The city has said "now is the time" to seek public input — and some are definitely responding.

Frank Rizzo statue | Photo by Jared Brey

A petition to keep the city’s Frank Rizzo statue is gaining steam.

As of 4 p.m. Thursday, more than 18,000 people had signed the petition, which was posted on by South Philly resident Marc Ferguson. That’s about 15,000 more signatures than a petition calling for the statue’s removal has gathered. 

Ferguson told CBS3 he created the petition on Tuesday, one day after Councilwoman Helen Gym called for the removal of the former mayor and police commissioner’s statue. The statue’s front-and-center presence (it’s located outside the Municipal Services building near City Hall) has drawn increased criticism in the wake of the Charlottesville violence, which was spurred by white supremacists and neo-Nazis who sought to preserve a Confederate statue.

Since the rally, officials around the country have announced plans to remove controversial – and mostly Confederate – monuments. In Philly, those who want to take down the Rizzo statue cite his brutish over-policing of the city’s African American community, among other things, which you can read about here, here and here.

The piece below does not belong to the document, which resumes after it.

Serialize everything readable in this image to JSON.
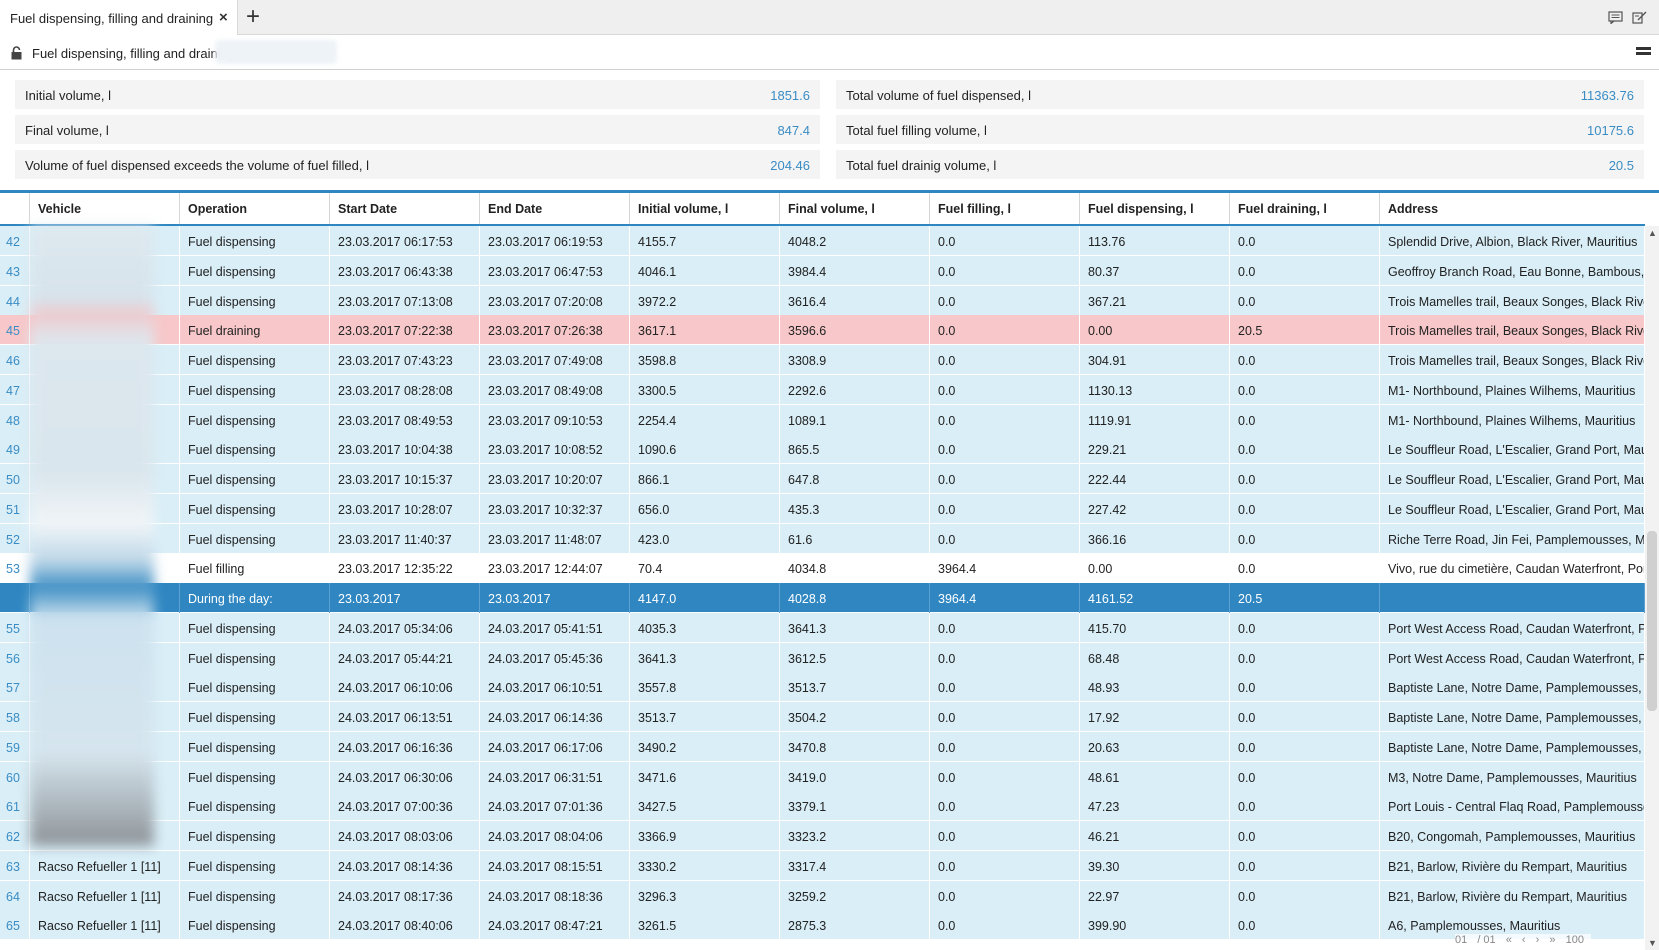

But Ferguson and others who champion Rizzo (a support base that includes many white residents from blue-collar neighborhoods) see him as a tough-on-crime politician (similarly to how some view President Donald Trump) and celebrate him as the first Italian-American mayor. Like those fighting to keep contentious statues around the country, they claim removing his monument is akin to destroying his (albeit dubious) history and legacy.

Ferguson told CBS3 that he doesn’t see the Rizzo statue as a “symbol of hate” amidst the country’s “divided relations.”

However, he said he’s open to having the statue moved – maybe to somewhere like the Italian Market, which is already home to a mural dedicated to Rizzo. Several others, including the statue’s creator, have recently suggested the same, and some have pushed to have it sent to a museum, where it could function more as a piece of educational history.

Gym, who’s received a slew of threats and racist messages since calling for the statue’s removal, said earlier this week that the statue is “living large in the center of our city,” a placement that indicates that the city still upholds the same divisive values and practices Rizzo is known for.

Since the debate around Rizzo’s statue has snowballed this week, the city has fenced in the monument and ramped up policing in the area, including during a rally against white supremacy on Wednesday night, when activists and others against pushed for its removal. On Wednesday morning, a man was arrested for egging the statue.

The city said this week that “now is the time” to have a conversation about removing the statue. To take down the statue, the city would have to submit a proposal for its removal (it’s a piece of public art of public property) to the nine-member Art Commission, which approved the monument years ago.

City spokesperson Lauren Hitt told Billy Penn that officials plan to seek public input in the near future before before submitting a proposal.

We’re willing to bet some of the people who signed the petition in favor of the statue will be sure to weigh in.

Follow @ClaireSasko on Twitter.